In simple fact Mr. Buck has a part of another book in this one, and which ought soon to be compiled and issued: A Digest of Important Congregational Councils, Mutual and Ex Parte. There have been a hundred or so of such councils, and we ought now to have our Congregational House and Publisher and Bookstore for this and other denominational issues.
Few books are more suggestive than this one of the progress we have been making in civil legislation and ecclesiastical management, and we close it with the full persuasion that our own church polity, as a system, is far from finished. For one wishing to read up on any legal branch of it, this work would be a great help, specially for its many
references to authorities and sources of information.
12.- Social Life of the Chinese : with some account of their Reli
gious, Governmental, Educational, and Business Customs and Opinions. By Rev. Justus DOOLITTLE. With one hundred and fifty Illustrations. 2 Vols. 12mo. New York; Harper & Brothers, 1866. [Boston: A. Williams & Co.]

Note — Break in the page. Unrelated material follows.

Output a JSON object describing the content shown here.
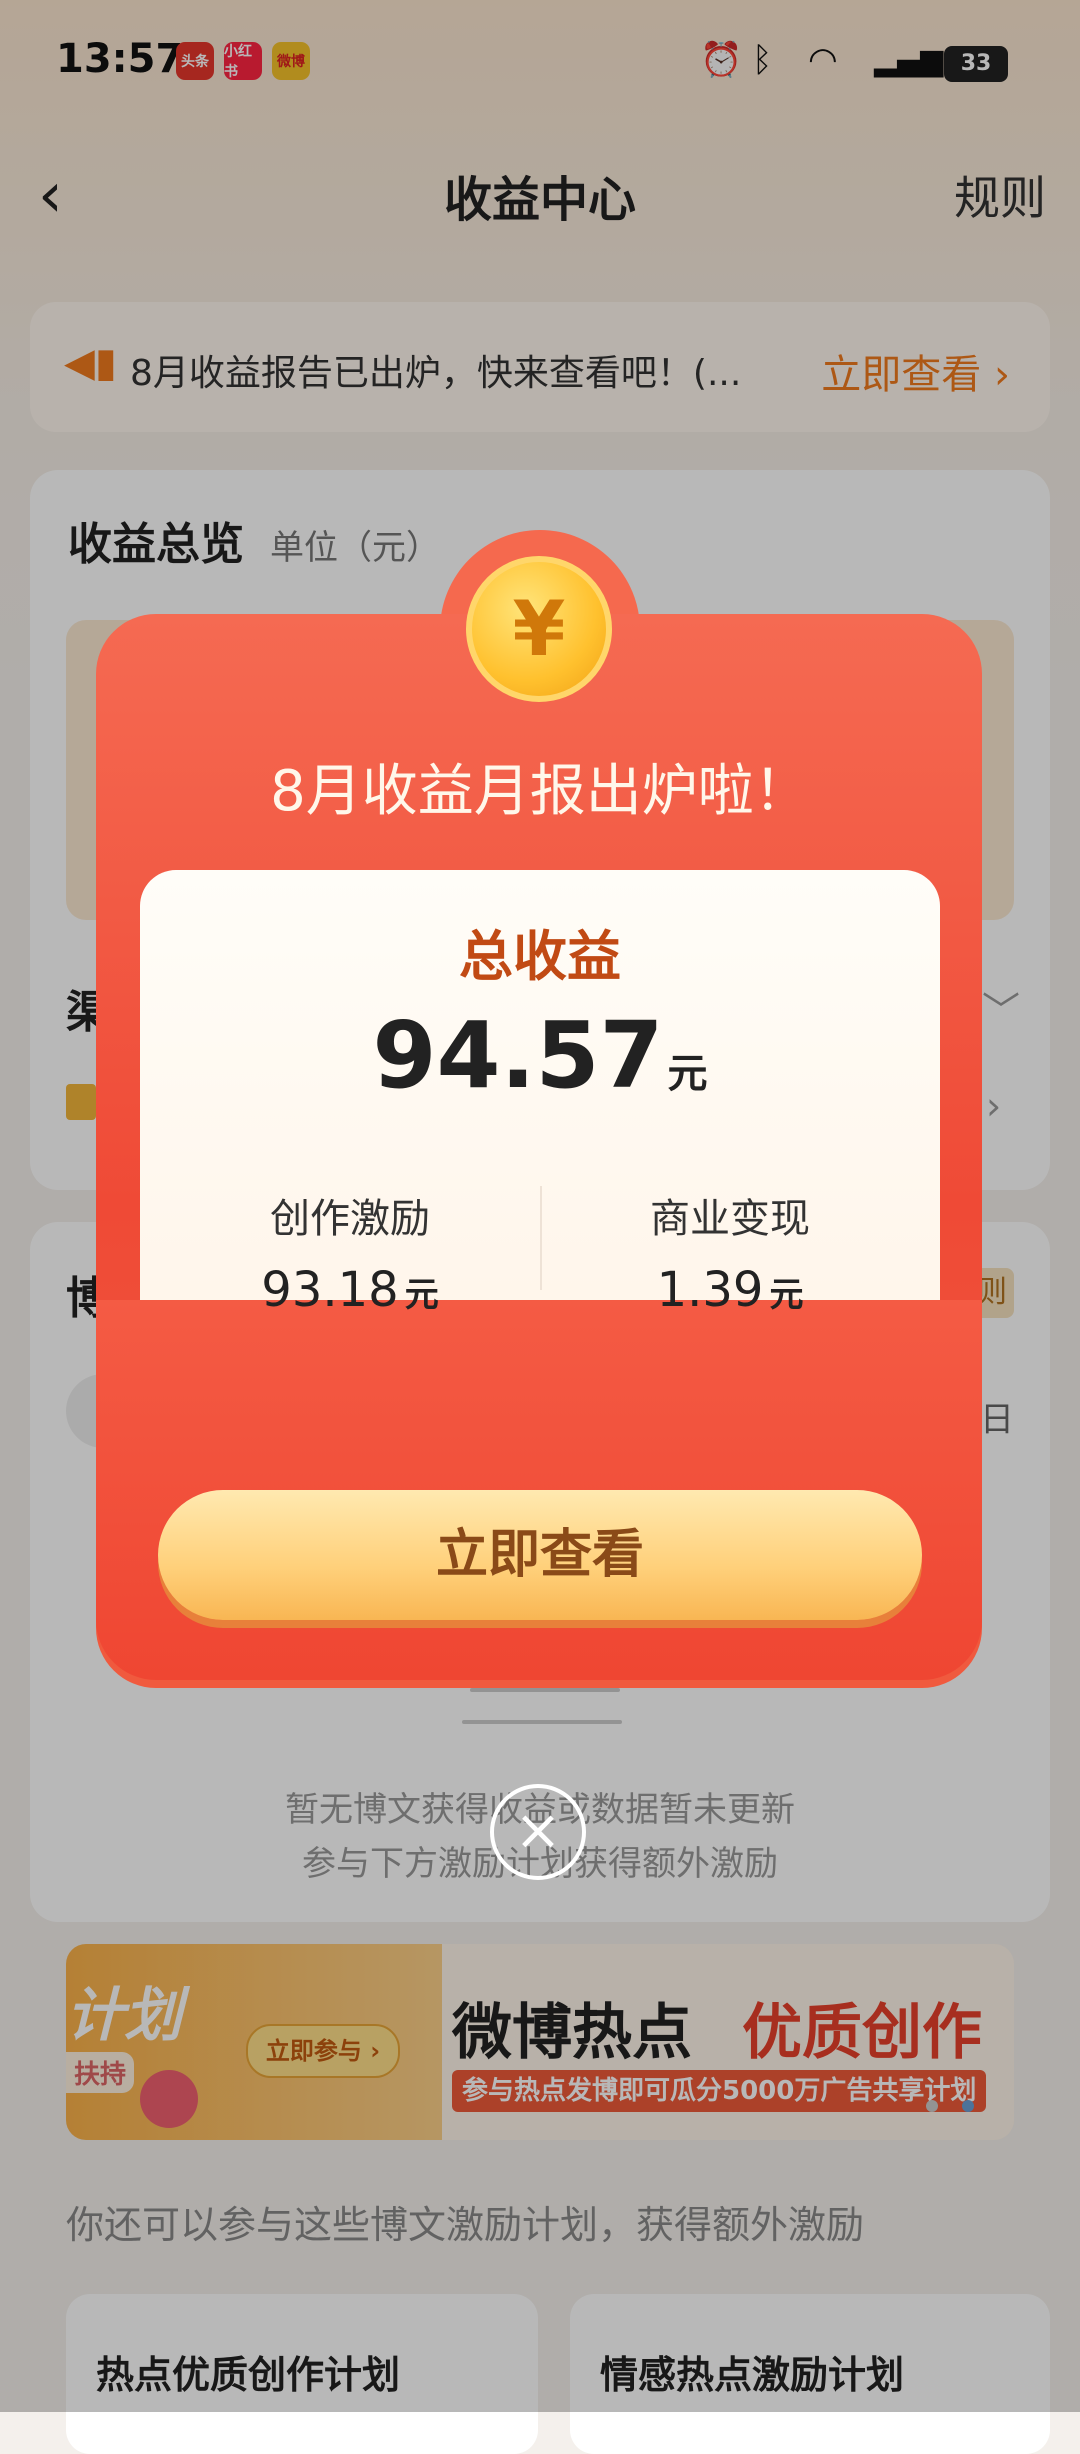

How a people live who number one third of the population of the earth, would be a matter of great interest, even if they had less claim to the honors of civilization than this monosyllabic, baldheaded race. It is extremely difficult to get into any very close rapport with such outside barbarians, to realize that they are, in any literal sense, our brethren : yet this is unquestionably the fact, and if we do not go to them to get acquainted, they are coming to us in large enough immigration to make it quite necessary for us to try at